  11. The gap looks about normal. I did away with the "patch" piece that (in your photo) is clecoed behind the cabin frame. Instead I made a "patch/cover" that neatly fitted over the gap forward of the cabin frame. The windscreen rubber seal then tidily sits on top of that.
  12. Hey MT. Before you "match" drill the two holes in the front of the cabin frame (the steel structure) through the firewall, you must FIRST fit the cabin frame very accurately. You will need the instrument panel pinned in place, but not necessarily the upper skin. The cabin frame is fitted using the supplied jigs that position the forward wing mount. Those two fwd holes will be the final task in fitting this structure, using the engine mount as a guide, as Kyle Communications mentioned. As a precautionary note, my manual (and probably yours too) states that there is a 5mm tolerance in the diagonal measurement when setting up the cabin frame. That tolerance seems awfully large to me. There is a possibility that the measurement should read 0.5mm. Either way though, the more accurate you drill that diagonal measurement into the frame, the straighter the wings will be when attached to your fuselage. Kyle Communications has some good pictures of how he measured the diagonal, by using nails accurately clamped to the fwd wing mount holes, which are used as a datum for sitting one end of your ruler of tape measure onto.

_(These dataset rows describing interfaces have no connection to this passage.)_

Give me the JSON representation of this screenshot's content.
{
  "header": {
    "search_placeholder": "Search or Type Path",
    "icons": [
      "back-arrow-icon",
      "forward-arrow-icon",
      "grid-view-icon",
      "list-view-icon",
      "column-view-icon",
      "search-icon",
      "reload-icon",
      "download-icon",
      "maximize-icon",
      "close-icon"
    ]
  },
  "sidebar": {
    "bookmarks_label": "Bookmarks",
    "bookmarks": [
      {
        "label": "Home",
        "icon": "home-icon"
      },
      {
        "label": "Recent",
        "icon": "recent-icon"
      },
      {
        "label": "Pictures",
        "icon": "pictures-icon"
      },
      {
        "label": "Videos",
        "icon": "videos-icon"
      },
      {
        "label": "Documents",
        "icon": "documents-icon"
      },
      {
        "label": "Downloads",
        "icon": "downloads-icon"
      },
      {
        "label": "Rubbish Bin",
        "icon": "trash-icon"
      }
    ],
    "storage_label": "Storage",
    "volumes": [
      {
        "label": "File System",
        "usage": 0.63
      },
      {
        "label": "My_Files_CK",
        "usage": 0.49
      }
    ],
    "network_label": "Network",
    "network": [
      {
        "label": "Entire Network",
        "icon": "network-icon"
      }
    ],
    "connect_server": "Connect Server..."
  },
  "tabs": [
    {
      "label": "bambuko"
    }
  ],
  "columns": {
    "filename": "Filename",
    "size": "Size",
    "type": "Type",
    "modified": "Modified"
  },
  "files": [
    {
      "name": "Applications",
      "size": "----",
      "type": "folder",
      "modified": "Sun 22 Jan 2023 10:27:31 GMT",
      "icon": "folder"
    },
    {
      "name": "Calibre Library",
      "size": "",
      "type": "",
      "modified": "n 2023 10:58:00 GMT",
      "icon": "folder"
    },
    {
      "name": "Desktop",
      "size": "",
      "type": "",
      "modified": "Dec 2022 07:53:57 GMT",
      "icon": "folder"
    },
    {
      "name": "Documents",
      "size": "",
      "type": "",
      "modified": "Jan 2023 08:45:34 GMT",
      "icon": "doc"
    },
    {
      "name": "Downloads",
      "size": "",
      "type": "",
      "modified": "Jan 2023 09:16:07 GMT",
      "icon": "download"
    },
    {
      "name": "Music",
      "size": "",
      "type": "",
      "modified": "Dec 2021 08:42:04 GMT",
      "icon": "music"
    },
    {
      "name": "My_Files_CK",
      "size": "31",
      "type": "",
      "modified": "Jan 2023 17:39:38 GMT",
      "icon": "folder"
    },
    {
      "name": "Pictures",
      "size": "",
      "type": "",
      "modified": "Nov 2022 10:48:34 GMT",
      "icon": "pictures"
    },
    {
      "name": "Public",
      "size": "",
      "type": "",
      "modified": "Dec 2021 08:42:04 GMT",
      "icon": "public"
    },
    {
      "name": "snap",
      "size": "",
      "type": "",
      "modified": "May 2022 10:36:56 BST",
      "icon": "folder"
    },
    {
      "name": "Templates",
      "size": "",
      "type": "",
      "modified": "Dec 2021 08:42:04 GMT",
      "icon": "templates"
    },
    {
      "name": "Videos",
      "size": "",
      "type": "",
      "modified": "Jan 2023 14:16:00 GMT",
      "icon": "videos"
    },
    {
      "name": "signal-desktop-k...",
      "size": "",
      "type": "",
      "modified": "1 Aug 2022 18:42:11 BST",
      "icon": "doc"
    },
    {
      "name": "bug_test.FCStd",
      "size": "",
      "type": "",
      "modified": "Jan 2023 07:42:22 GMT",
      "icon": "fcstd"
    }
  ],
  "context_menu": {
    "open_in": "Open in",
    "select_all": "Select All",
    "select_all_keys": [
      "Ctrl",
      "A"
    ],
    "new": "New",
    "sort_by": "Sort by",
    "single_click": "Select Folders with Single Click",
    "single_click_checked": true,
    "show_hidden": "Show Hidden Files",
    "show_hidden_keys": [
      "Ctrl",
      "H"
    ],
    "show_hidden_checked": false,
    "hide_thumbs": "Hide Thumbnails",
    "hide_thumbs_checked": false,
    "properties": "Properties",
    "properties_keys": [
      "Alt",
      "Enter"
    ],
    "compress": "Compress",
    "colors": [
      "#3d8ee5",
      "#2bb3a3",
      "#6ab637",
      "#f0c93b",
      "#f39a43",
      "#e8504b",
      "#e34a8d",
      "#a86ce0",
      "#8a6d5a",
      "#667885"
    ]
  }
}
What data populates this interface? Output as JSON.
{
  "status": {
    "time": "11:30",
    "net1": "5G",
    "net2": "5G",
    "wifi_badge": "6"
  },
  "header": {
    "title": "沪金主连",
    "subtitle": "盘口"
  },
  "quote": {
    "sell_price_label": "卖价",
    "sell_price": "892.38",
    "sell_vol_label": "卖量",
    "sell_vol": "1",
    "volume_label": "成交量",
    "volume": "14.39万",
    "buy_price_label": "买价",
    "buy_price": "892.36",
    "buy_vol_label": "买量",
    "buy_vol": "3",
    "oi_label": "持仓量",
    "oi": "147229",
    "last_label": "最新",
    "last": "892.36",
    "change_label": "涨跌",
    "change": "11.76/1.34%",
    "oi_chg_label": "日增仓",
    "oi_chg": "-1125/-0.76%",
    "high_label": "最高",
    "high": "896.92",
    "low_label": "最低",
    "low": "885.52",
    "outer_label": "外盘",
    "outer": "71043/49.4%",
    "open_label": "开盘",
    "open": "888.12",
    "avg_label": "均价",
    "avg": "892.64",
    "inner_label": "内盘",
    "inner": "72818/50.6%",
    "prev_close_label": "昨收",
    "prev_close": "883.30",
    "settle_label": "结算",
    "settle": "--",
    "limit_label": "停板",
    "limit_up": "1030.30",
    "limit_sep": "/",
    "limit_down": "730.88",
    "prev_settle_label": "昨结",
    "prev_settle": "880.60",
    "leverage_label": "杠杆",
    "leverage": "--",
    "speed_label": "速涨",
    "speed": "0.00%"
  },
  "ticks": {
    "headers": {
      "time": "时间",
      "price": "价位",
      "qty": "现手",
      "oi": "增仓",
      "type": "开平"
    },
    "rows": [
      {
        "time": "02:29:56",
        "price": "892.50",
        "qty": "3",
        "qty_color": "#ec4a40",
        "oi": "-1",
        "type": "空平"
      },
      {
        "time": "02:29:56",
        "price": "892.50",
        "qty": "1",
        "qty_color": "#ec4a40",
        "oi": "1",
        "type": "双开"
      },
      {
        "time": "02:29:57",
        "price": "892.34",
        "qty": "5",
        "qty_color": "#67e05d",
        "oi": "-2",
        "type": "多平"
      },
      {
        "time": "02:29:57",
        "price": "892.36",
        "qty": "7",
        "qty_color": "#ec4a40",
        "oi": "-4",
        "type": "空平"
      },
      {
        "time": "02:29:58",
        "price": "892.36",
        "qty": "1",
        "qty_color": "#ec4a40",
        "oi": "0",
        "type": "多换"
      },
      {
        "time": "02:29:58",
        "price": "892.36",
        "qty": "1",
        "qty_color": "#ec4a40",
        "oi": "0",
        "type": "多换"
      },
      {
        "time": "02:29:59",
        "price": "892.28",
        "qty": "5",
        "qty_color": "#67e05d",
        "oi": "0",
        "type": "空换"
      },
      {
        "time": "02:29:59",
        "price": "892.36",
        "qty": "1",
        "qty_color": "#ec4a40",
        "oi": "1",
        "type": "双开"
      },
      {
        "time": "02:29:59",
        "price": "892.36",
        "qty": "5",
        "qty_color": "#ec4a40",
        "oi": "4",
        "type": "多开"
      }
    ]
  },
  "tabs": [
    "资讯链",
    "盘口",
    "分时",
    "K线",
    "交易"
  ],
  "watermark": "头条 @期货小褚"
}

  13. Hey MT. There's no stupid questions. I'm sure every builder has scratched their head trying to find info in the manual. Everything seems to be in there, just sometimes not in a logical place. I'm still working through it also.